September 11 and the subsequent anthrax attacks marked the beginning of significant investment by the federal government to develop a national public health emergency response capability. Recognizing the importance of the public health sector's contribution to the burgeoning homeland security enterprise, this investment was intended to convey a "dual benefit" by strengthening the overall public health infrastructure while building preparedness capabilities. In many instances, federal funds were used successfully for preparedness activities. For example, electronic health information networks, a Strategic National Stockpile, and increased interagency cooperation have all contributed to creating a more robust and prepared enterprise. Additionally, the knowledge of rarely seen or forgotten pathogens has been regenerated through newly established public health learning consortia, which, too, have strengthened relationships between the practice and academic communities. Balancing traditional public health roles with new preparedness responsibilities heightened public health's visibility, but it also presented significant complexities, including expanded lines of reporting and unremitting inflows of new guidance documents. Currently, a rapidly diminishing public health infrastructure at the state and local levels as a result of federal budget cuts and a poor economy serve as significant barriers to sustaining these nascent federal public health preparedness efforts. Sustaining these improvements will require enhanced coordination, collaboration, and planning across the homeland security enterprise; an infusion of innovation and leadership; and sustained transformative investment for governmental public health. © 2012 Mary Ann Liebert, Inc.
Turner R.,Analytic Services Inc.
Space Weather | Year: 2012
In the event of a space weather event of national scope and impact, there is a structure responsible for coordinating the nation's response. The political landscape is complex, including not only federal, State and local governments, but also the public, media, academia, and the private sector. Key federal guidance documents include the Stafford Act, Homeland Security Presidential Directives and Presidential Policy Directives on national preparedness. These directives establish a systematic, proactive approach to guide departments and agencies to work together to prevent, protect against, respond to, recover from, and mitigate the impact of disasters. The recent National Preparedness directive is further emphasizing an integrated all-hazard response. The main roles of the space weather community will be to communicate, without undo hype, the potential threat posed by severe space weather events and to provide alerts, warnings, and general space situation awareness to the decision makers. It is important that the space weather community deliver a coordinated and consistent message using all available public media to appropriately communicate the risk. Copyright 2012 by the American Geophysical Union.

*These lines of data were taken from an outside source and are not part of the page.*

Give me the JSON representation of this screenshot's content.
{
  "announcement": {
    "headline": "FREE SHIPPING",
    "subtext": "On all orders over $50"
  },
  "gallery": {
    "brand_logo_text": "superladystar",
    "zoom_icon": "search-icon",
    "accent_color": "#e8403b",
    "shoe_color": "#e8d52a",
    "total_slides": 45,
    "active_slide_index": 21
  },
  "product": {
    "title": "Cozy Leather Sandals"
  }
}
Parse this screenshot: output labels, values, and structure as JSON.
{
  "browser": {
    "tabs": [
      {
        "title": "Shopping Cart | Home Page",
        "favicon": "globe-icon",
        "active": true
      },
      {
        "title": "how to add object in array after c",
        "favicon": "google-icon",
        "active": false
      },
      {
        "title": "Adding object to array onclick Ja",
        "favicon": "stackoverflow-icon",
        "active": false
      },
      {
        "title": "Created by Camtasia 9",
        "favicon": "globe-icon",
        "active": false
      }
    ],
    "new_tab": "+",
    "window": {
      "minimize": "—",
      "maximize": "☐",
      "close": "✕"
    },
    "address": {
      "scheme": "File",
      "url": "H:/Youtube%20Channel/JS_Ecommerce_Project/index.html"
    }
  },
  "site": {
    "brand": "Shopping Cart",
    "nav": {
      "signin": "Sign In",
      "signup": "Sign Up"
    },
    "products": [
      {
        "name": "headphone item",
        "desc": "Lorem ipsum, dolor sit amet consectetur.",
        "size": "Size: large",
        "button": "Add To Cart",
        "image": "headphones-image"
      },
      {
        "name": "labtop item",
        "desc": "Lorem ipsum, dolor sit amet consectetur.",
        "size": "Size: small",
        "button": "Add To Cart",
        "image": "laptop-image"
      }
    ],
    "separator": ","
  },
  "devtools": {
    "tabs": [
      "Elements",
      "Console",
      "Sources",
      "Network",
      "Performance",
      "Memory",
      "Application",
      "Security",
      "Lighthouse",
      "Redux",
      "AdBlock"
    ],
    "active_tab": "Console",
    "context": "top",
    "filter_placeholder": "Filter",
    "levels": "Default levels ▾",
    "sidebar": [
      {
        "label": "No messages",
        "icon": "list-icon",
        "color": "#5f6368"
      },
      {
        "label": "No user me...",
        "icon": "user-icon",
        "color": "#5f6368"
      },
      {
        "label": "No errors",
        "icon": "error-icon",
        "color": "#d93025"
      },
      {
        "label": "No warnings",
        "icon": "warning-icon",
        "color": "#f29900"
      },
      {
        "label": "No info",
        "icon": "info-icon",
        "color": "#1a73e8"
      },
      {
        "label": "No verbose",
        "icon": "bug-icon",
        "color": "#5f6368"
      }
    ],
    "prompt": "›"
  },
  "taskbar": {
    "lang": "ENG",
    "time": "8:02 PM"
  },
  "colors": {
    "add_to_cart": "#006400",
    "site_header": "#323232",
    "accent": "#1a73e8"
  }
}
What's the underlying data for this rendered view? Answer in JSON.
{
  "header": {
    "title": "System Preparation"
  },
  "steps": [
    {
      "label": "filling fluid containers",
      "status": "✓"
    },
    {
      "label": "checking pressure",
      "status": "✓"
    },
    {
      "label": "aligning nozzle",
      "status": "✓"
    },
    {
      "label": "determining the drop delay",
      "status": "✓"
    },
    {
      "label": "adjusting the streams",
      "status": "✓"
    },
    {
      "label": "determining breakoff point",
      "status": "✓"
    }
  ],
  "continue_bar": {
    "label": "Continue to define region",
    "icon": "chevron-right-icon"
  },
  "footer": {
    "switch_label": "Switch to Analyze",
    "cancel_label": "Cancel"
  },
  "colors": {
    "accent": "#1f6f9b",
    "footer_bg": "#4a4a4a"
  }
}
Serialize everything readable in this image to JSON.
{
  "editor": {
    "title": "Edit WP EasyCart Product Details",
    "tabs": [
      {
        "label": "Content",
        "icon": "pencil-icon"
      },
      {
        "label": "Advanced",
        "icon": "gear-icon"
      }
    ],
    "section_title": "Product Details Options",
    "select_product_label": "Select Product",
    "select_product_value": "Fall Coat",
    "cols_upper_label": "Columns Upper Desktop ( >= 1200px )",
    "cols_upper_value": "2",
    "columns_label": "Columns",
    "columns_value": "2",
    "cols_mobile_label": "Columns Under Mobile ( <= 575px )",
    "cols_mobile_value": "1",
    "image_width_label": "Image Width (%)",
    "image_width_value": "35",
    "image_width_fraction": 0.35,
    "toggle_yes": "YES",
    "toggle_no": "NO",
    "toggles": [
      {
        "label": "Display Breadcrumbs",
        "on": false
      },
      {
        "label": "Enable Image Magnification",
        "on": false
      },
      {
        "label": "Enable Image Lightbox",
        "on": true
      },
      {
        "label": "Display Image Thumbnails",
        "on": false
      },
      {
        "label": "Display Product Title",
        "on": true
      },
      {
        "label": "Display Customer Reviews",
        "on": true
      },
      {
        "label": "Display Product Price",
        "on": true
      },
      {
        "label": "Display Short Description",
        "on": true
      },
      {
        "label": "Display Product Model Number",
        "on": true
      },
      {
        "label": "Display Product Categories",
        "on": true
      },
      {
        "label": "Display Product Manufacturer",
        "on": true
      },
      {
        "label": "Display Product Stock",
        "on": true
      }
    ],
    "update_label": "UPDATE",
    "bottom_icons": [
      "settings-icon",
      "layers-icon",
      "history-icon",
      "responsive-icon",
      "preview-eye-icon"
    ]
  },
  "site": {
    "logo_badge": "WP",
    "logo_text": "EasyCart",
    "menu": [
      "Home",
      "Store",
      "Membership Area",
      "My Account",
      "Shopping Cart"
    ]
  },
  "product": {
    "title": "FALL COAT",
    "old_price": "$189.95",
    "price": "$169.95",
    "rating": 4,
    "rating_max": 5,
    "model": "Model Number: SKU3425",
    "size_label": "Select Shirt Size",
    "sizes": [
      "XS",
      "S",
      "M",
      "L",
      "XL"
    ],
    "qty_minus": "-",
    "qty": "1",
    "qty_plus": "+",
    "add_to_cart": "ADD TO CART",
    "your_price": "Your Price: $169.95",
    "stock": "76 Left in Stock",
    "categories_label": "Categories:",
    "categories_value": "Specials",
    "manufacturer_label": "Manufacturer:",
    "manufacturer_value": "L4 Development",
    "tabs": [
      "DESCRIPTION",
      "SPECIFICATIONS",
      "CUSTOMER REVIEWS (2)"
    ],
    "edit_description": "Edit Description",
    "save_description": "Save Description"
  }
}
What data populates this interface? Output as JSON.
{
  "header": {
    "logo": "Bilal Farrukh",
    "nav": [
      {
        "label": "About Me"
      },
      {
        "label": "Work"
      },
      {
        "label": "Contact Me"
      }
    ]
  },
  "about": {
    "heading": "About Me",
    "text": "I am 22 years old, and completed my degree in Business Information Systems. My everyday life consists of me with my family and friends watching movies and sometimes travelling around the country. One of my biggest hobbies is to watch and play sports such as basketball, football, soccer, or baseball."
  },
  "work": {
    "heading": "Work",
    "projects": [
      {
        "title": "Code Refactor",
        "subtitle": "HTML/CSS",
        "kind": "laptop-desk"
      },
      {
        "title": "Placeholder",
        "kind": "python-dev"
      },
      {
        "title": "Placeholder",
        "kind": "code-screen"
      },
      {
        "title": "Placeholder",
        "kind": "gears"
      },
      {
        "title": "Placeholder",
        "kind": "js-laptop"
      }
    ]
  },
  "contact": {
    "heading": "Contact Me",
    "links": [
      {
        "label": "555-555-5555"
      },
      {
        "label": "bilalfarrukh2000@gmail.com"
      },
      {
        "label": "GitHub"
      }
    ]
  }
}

Turner R.E.,Analytic Services Inc.
Space Weather | Year: 2012
Numerous developments have occurred in commercial space tourism since a feature article in Space Weather first addressed the growing interest in this facet of human space flight [Turner, 2007]. © 2012. The American Geophysical Union. All Rights Reserved.